═══ The data
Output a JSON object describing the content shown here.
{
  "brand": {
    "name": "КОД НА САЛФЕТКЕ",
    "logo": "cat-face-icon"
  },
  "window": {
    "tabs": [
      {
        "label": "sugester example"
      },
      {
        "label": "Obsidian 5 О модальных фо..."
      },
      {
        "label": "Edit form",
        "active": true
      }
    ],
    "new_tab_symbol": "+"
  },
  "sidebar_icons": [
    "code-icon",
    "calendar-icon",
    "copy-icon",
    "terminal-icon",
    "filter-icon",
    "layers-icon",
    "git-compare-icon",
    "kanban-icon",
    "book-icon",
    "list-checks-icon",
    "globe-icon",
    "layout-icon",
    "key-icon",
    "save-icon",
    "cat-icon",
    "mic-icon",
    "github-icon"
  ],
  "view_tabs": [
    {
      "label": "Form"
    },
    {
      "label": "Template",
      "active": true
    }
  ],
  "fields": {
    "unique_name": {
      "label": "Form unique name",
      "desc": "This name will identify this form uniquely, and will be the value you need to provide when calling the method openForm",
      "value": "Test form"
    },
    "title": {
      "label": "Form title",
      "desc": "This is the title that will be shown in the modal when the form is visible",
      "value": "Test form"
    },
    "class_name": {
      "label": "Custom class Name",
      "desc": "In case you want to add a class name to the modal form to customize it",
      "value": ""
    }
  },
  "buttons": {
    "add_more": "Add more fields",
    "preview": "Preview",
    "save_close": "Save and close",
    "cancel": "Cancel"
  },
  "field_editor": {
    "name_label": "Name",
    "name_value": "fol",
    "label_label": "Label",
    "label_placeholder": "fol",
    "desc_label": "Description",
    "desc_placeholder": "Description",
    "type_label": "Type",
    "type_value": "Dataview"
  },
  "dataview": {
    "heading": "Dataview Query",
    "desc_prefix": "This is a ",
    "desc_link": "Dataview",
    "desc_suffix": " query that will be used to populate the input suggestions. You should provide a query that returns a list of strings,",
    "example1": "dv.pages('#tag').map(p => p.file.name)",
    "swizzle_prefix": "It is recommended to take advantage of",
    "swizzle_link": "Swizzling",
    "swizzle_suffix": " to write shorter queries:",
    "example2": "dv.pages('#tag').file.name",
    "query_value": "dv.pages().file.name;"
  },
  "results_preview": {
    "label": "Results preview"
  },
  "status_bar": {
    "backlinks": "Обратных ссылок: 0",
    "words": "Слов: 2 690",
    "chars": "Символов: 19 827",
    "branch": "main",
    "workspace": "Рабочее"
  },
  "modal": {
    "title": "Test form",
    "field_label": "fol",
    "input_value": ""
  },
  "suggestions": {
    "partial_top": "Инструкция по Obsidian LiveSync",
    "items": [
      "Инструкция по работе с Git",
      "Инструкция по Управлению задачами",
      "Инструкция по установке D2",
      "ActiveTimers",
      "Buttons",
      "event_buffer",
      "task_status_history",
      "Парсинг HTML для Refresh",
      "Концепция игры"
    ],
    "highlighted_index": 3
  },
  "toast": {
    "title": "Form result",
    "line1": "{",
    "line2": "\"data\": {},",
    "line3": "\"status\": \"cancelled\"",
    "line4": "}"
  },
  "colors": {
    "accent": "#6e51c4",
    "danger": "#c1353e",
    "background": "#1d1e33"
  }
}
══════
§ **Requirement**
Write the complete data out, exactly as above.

§ **Solution to this task**
Output a JSON object describing the content shown here.
{
  "brand": {
    "name": "КОД НА САЛФЕТКЕ",
    "logo": "cat-face-icon"
  },
  "window": {
    "tabs": [
      {
        "label": "sugester example"
      },
      {
        "label": "Obsidian 5 О модальных фо..."
      },
      {
        "label": "Edit form",
        "active": true
      }
    ],
    "new_tab_symbol": "+"
  },
  "sidebar_icons": [
    "code-icon",
    "calendar-icon",
    "copy-icon",
    "terminal-icon",
    "filter-icon",
    "layers-icon",
    "git-compare-icon",
    "kanban-icon",
    "book-icon",
    "list-checks-icon",
    "globe-icon",
    "layout-icon",
    "key-icon",
    "save-icon",
    "cat-icon",
    "mic-icon",
    "github-icon"
  ],
  "view_tabs": [
    {
      "label": "Form"
    },
    {
      "label": "Template",
      "active": true
    }
  ],
  "fields": {
    "unique_name": {
      "label": "Form unique name",
      "desc": "This name will identify this form uniquely, and will be the value you need to provide when calling the method openForm",
      "value": "Test form"
    },
    "title": {
      "label": "Form title",
      "desc": "This is the title that will be shown in the modal when the form is visible",
      "value": "Test form"
    },
    "class_name": {
      "label": "Custom class Name",
      "desc": "In case you want to add a class name to the modal form to customize it",
      "value": ""
    }
  },
  "buttons": {
    "add_more": "Add more fields",
    "preview": "Preview",
    "save_close": "Save and close",
    "cancel": "Cancel"
  },
  "field_editor": {
    "name_label": "Name",
    "name_value": "fol",
    "label_label": "Label",
    "label_placeholder": "fol",
    "desc_label": "Description",
    "desc_placeholder": "Description",
    "type_label": "Type",
    "type_value": "Dataview"
  },
  "dataview": {
    "heading": "Dataview Query",
    "desc_prefix": "This is a ",
    "desc_link": "Dataview",
    "desc_suffix": " query that will be used to populate the input suggestions. You should provide a query that returns a list of strings,",
    "example1": "dv.pages('#tag').map(p => p.file.name)",
    "swizzle_prefix": "It is recommended to take advantage of",
    "swizzle_link": "Swizzling",
    "swizzle_suffix": " to write shorter queries:",
    "example2": "dv.pages('#tag').file.name",
    "query_value": "dv.pages().file.name;"
  },
  "results_preview": {
    "label": "Results preview"
  },
  "status_bar": {
    "backlinks": "Обратных ссылок: 0",
    "words": "Слов: 2 690",
    "chars": "Символов: 19 827",
    "branch": "main",
    "workspace": "Рабочее"
  },
  "modal": {
    "title": "Test form",
    "field_label": "fol",
    "input_value": ""
  },
  "suggestions": {
    "partial_top": "Инструкция по Obsidian LiveSync",
    "items": [
      "Инструкция по работе с Git",
      "Инструкция по Управлению задачами",
      "Инструкция по установке D2",
      "ActiveTimers",
      "Buttons",
      "event_buffer",
      "task_status_history",
      "Парсинг HTML для Refresh",
      "Концепция игры"
    ],
    "highlighted_index": 3
  },
  "toast": {
    "title": "Form result",
    "line1": "{",
    "line2": "\"data\": {},",
    "line3": "\"status\": \"cancelled\"",
    "line4": "}"
  },
  "colors": {
    "accent": "#6e51c4",
    "danger": "#c1353e",
    "background": "#1d1e33"
  }
}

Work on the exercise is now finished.